ASSIGNMENT -
From the line containing "What data populates" onward, every line of the entries is to be set down exactly, the last line included.

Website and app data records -
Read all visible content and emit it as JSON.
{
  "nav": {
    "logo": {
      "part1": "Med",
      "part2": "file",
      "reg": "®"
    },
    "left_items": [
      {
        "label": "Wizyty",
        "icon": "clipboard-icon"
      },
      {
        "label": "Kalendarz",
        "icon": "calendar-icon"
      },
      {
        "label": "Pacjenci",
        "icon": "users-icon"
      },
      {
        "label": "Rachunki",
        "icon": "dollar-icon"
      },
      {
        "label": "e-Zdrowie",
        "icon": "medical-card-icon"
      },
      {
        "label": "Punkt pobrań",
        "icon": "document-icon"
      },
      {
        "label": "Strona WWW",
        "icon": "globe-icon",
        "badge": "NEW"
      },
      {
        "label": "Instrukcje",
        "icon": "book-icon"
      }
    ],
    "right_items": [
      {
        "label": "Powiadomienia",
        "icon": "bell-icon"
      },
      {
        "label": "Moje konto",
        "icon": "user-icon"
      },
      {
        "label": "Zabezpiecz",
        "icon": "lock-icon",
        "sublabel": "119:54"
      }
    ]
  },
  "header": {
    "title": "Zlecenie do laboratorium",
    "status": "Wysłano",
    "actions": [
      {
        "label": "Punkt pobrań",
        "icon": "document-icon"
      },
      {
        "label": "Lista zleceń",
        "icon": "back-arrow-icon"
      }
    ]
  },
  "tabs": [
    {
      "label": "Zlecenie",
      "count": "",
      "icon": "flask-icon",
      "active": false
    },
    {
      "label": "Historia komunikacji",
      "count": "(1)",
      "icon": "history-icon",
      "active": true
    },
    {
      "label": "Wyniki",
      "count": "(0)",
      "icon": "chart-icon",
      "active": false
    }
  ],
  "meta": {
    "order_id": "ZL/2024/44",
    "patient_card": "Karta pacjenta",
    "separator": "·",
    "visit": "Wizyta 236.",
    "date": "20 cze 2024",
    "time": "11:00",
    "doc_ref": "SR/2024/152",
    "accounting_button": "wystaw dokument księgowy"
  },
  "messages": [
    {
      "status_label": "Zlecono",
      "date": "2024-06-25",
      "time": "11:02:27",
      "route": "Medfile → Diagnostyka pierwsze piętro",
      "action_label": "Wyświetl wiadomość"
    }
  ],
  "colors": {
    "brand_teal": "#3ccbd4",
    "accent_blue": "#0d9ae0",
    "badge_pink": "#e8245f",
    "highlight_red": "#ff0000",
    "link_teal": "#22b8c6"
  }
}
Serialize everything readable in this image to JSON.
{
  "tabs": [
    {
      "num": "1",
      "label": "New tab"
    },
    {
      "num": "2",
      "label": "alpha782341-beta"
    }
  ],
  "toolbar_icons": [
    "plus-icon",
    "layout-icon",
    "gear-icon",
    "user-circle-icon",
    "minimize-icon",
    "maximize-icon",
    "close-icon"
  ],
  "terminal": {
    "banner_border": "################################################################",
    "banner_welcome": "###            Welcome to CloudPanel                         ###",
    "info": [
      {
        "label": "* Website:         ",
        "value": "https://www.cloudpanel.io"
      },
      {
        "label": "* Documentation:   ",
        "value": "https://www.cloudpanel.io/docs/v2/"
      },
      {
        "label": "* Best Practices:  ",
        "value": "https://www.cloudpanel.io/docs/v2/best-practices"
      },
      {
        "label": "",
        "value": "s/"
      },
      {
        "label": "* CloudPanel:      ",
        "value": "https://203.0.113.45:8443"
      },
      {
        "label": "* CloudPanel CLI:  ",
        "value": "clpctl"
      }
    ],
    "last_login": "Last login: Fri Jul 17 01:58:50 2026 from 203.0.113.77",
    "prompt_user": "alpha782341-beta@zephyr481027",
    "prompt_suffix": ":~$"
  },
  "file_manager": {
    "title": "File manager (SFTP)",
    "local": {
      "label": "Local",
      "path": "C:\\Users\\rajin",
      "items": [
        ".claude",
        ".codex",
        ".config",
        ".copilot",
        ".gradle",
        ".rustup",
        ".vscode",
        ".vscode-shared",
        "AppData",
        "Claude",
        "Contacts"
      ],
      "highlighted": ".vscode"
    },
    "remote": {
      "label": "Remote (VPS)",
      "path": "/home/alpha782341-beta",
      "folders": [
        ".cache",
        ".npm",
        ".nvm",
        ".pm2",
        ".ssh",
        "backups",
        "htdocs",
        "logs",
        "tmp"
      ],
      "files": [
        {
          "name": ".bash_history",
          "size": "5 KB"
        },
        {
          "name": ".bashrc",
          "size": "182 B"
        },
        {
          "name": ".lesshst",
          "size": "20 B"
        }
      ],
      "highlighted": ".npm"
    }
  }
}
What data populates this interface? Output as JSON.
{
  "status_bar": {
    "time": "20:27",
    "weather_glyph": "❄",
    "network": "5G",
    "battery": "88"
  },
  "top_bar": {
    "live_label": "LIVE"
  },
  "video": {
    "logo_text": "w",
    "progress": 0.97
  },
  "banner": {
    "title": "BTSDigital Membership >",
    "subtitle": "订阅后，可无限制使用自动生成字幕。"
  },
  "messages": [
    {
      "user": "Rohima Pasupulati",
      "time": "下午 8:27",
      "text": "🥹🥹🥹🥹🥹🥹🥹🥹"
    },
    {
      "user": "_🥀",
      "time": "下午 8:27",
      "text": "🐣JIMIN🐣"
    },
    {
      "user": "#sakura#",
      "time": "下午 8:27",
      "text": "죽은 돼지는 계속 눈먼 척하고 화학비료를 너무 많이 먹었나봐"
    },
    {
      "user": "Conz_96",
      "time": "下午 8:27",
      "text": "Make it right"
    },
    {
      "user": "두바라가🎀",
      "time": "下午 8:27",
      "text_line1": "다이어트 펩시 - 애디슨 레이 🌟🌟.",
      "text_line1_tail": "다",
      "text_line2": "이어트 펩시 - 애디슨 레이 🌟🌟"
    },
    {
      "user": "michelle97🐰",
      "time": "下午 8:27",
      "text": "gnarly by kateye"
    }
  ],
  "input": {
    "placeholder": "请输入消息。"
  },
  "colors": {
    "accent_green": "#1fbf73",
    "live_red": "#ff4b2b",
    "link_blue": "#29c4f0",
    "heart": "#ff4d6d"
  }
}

RESULT OF THE TASK -
What data populates this interface? Output as JSON.
{
  "status_bar": {
    "time": "20:27",
    "weather_glyph": "❄",
    "network": "5G",
    "battery": "88"
  },
  "top_bar": {
    "live_label": "LIVE"
  },
  "video": {
    "logo_text": "w",
    "progress": 0.97
  },
  "banner": {
    "title": "BTSDigital Membership >",
    "subtitle": "订阅后，可无限制使用自动生成字幕。"
  },
  "messages": [
    {
      "user": "Rohima Pasupulati",
      "time": "下午 8:27",
      "text": "🥹🥹🥹🥹🥹🥹🥹🥹"
    },
    {
      "user": "_🥀",
      "time": "下午 8:27",
      "text": "🐣JIMIN🐣"
    },
    {
      "user": "#sakura#",
      "time": "下午 8:27",
      "text": "죽은 돼지는 계속 눈먼 척하고 화학비료를 너무 많이 먹었나봐"
    },
    {
      "user": "Conz_96",
      "time": "下午 8:27",
      "text": "Make it right"
    },
    {
      "user": "두바라가🎀",
      "time": "下午 8:27",
      "text_line1": "다이어트 펩시 - 애디슨 레이 🌟🌟.",
      "text_line1_tail": "다",
      "text_line2": "이어트 펩시 - 애디슨 레이 🌟🌟"
    },
    {
      "user": "michelle97🐰",
      "time": "下午 8:27",
      "text": "gnarly by kateye"
    }
  ],
  "input": {
    "placeholder": "请输入消息。"
  },
  "colors": {
    "accent_green": "#1fbf73",
    "live_red": "#ff4b2b",
    "link_blue": "#29c4f0",
    "heart": "#ff4d6d"
  }
}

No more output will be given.